## Task statement
Take every line of the material below that includes the string "scroll" and copy it out.

## Data records
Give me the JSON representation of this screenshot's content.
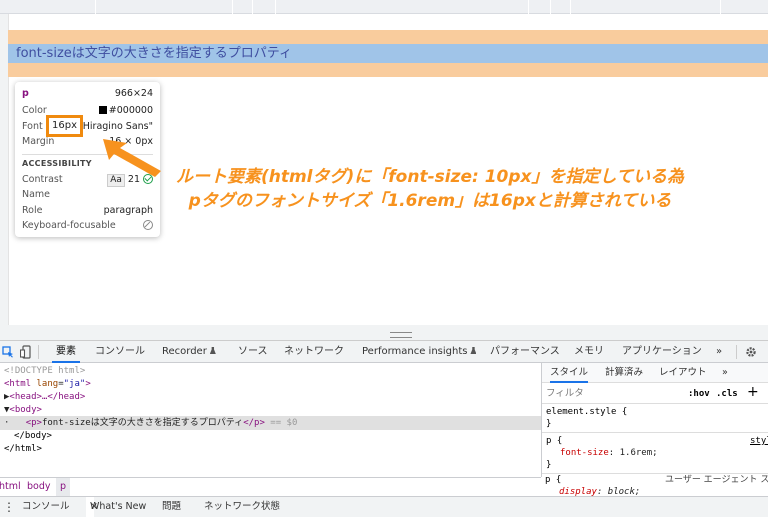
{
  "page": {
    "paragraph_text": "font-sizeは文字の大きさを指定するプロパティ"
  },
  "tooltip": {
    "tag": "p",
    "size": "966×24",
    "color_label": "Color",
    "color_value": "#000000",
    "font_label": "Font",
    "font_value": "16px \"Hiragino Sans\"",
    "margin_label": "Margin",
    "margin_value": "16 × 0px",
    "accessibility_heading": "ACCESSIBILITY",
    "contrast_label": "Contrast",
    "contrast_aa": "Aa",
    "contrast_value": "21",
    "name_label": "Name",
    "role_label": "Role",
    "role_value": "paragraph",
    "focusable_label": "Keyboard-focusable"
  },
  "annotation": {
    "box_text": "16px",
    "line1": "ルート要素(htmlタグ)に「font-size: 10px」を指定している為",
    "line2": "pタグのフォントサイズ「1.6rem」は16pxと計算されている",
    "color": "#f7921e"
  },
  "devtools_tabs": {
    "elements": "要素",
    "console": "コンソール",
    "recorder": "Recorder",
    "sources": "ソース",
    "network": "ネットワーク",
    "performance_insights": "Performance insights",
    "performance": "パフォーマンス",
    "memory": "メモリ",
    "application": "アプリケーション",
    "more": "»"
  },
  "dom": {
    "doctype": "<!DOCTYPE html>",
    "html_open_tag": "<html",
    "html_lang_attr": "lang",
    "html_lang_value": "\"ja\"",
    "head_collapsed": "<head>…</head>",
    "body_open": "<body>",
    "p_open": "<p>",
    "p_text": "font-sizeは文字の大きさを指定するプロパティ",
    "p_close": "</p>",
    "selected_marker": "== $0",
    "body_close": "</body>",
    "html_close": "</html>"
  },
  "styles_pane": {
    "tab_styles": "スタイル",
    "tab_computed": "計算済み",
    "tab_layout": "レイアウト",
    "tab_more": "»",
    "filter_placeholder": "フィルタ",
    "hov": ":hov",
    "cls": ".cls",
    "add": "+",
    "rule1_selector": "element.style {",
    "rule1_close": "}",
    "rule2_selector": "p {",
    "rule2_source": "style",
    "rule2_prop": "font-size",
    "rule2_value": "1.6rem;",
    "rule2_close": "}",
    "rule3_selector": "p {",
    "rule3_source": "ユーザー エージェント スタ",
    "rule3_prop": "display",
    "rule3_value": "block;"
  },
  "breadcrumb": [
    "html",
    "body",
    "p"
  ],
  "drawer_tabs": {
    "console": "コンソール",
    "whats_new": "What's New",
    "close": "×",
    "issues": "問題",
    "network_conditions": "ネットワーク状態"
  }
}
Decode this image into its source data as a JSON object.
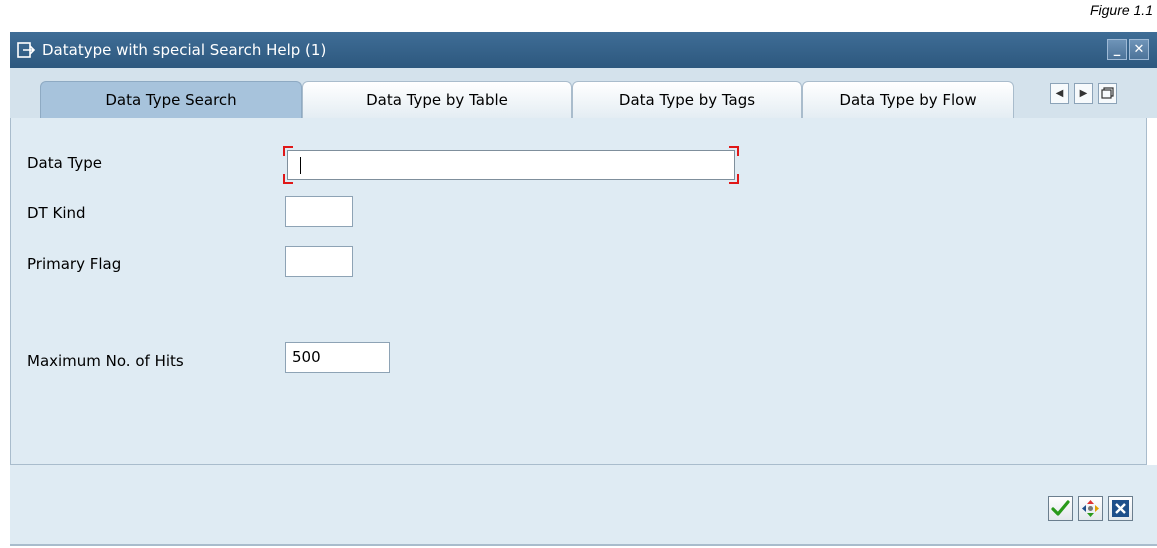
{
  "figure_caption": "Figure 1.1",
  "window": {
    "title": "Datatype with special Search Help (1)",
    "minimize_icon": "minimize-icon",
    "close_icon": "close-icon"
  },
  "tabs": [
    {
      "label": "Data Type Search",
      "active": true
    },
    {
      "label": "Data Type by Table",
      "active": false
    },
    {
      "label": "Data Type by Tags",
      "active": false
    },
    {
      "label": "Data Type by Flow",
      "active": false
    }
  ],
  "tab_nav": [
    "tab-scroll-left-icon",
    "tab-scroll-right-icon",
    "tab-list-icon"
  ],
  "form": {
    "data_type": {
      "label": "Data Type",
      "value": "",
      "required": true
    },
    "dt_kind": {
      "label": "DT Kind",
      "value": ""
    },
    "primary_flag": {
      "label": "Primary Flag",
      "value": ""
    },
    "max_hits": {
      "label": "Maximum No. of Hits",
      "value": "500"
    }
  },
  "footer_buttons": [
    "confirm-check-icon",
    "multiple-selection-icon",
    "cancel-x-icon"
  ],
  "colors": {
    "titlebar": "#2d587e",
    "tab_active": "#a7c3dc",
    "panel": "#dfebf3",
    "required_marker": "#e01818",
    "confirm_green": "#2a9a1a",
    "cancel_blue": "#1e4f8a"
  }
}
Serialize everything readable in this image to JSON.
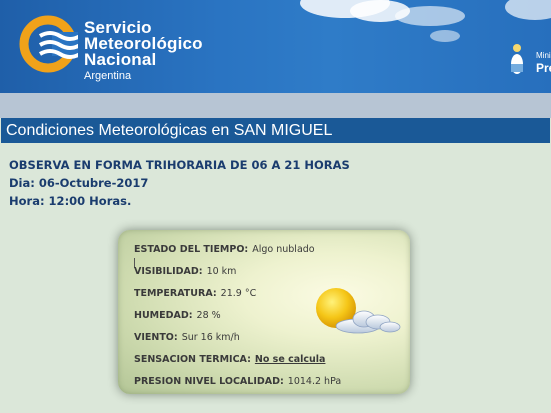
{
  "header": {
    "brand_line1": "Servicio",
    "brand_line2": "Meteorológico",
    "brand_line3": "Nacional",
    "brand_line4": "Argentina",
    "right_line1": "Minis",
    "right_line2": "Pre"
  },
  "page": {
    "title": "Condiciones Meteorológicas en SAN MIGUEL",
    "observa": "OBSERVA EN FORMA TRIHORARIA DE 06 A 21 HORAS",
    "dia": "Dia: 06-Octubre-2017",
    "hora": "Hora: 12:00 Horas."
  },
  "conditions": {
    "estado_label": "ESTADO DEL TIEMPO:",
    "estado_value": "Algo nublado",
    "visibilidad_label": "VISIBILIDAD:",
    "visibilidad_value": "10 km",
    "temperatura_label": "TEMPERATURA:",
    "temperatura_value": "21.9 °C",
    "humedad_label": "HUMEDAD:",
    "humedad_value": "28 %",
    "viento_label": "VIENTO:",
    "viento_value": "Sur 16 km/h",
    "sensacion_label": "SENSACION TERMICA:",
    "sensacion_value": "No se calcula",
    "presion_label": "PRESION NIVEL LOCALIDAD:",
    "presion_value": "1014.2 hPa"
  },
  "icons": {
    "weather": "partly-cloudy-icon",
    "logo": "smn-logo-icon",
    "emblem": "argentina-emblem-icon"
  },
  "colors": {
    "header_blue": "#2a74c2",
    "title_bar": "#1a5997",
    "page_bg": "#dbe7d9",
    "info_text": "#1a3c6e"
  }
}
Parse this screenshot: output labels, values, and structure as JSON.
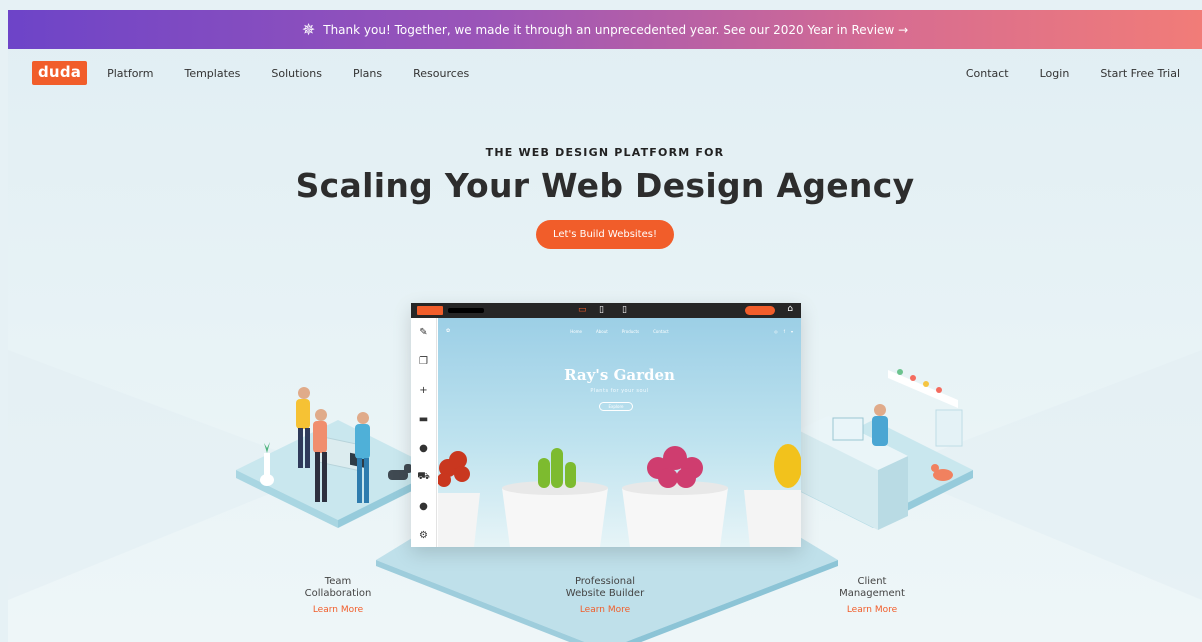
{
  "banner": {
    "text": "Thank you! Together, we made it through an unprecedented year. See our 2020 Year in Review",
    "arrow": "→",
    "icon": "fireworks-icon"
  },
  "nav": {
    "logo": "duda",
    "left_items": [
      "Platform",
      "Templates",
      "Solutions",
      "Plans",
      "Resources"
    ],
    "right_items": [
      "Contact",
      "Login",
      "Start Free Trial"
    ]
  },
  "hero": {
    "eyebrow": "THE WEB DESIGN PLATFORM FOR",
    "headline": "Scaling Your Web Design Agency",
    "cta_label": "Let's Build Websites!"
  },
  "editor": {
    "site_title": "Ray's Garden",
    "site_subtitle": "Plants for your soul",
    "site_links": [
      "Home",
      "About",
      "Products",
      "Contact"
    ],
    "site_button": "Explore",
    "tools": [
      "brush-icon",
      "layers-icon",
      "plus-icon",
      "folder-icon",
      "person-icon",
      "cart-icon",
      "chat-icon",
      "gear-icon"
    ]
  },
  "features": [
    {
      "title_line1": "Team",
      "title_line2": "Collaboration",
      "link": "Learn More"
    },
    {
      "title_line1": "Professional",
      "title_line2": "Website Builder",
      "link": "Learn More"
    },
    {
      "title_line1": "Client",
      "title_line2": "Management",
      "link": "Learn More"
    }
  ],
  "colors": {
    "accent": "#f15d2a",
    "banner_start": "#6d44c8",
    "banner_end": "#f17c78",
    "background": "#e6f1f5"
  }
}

## Response area
    "tab-scroll-left-icon",
    "tab-scroll-right-icon",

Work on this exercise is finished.